▸ ASSIGNED TASK
The answer must be every line below that holds the word "ekmek".
╭─ MATERIAL FOR THE TASK
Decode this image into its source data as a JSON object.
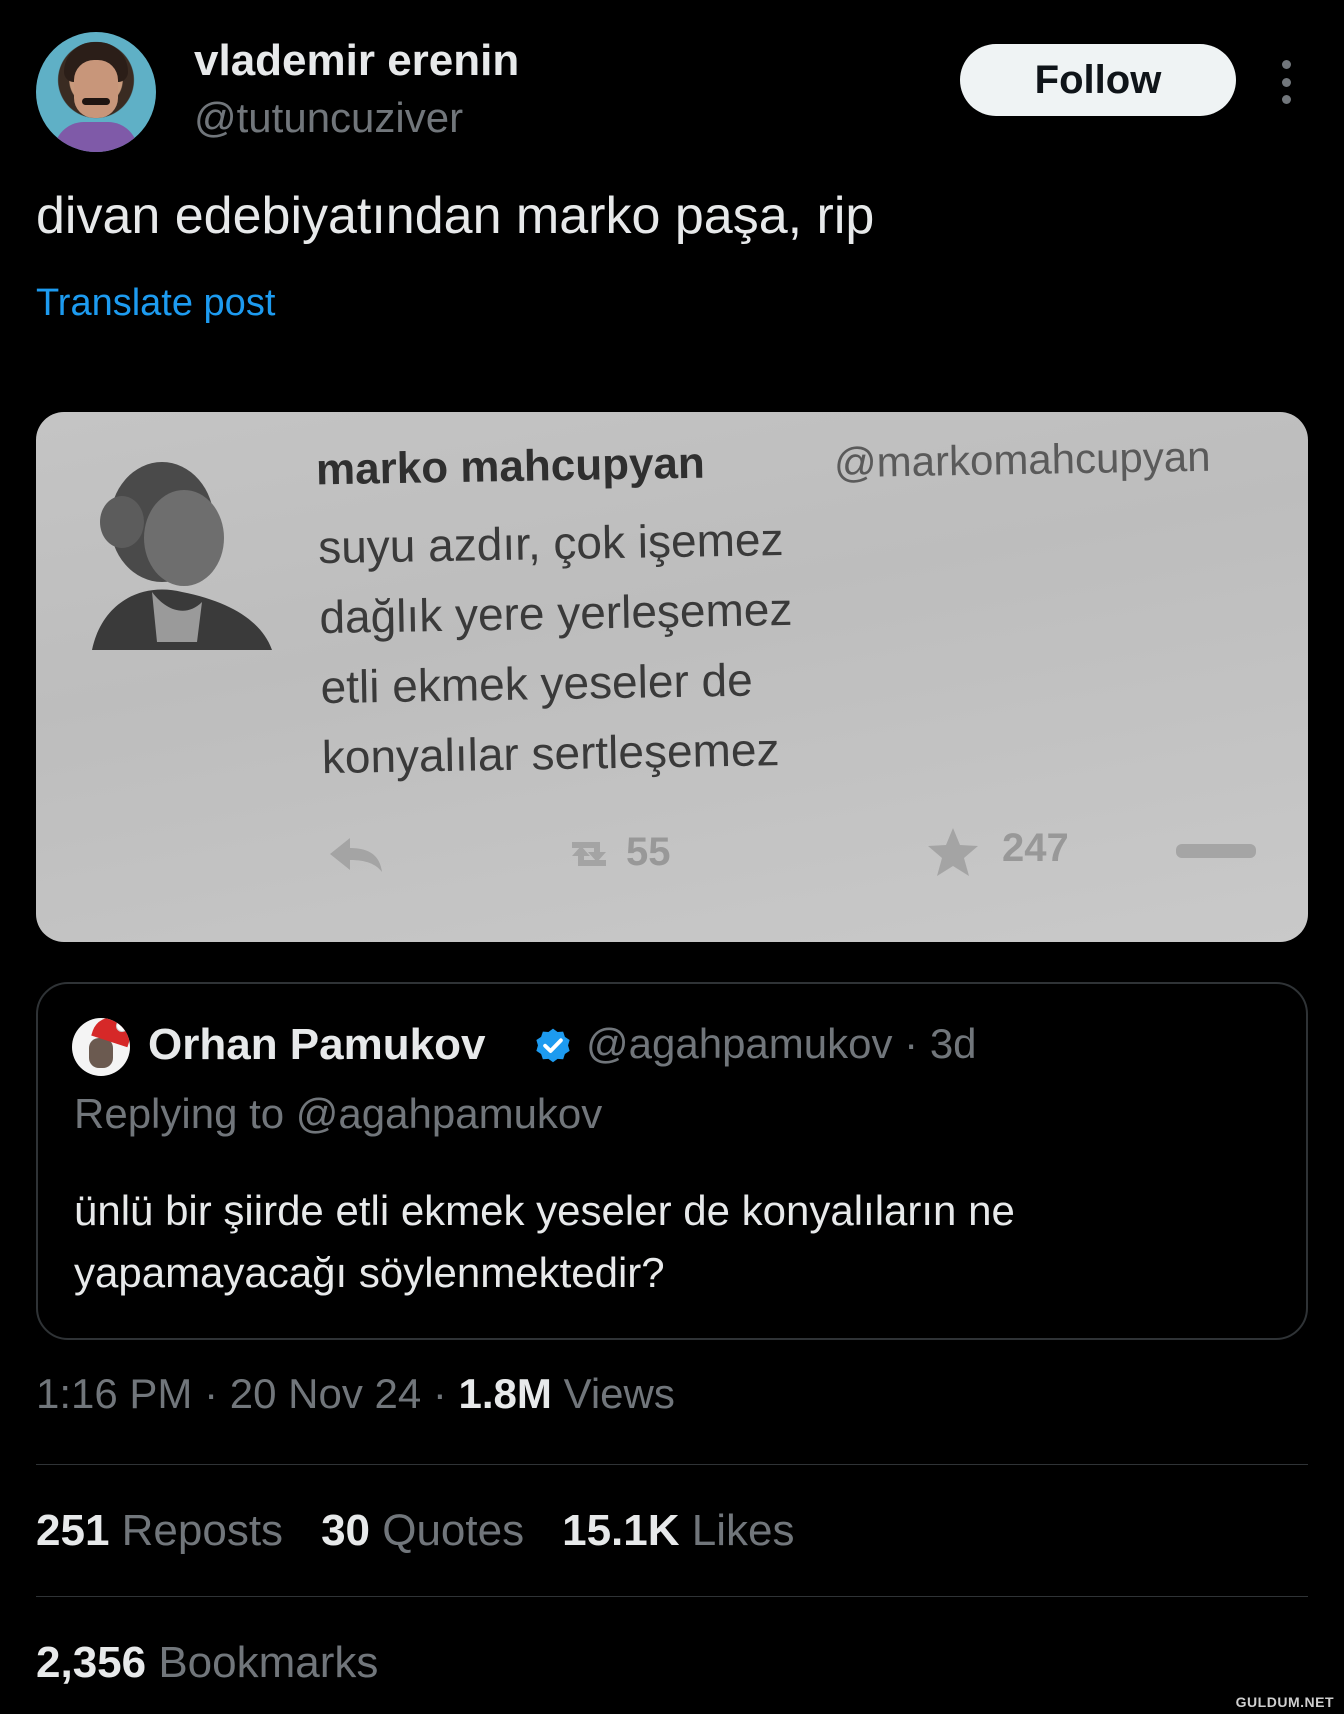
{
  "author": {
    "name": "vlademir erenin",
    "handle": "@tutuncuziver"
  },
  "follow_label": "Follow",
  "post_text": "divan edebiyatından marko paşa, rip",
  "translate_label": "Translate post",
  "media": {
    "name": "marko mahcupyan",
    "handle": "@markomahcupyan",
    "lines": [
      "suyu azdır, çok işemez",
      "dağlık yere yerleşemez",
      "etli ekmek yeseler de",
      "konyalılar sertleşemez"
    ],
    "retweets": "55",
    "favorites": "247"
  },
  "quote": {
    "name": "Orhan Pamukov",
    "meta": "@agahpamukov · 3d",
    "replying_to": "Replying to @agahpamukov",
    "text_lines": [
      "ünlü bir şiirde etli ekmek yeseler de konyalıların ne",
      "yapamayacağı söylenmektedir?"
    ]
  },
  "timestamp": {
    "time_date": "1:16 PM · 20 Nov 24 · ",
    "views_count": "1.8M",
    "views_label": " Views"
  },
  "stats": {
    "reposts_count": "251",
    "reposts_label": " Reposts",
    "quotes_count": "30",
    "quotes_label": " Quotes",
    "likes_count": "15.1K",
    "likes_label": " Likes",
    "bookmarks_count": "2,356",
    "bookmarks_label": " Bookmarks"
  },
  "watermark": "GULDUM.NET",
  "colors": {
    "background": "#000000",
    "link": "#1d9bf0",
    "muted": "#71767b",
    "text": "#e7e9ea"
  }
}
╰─
▸ TASK ANSWER
      "etli ekmek yeseler de",
      "ünlü bir şiirde etli ekmek yeseler de konyalıların ne",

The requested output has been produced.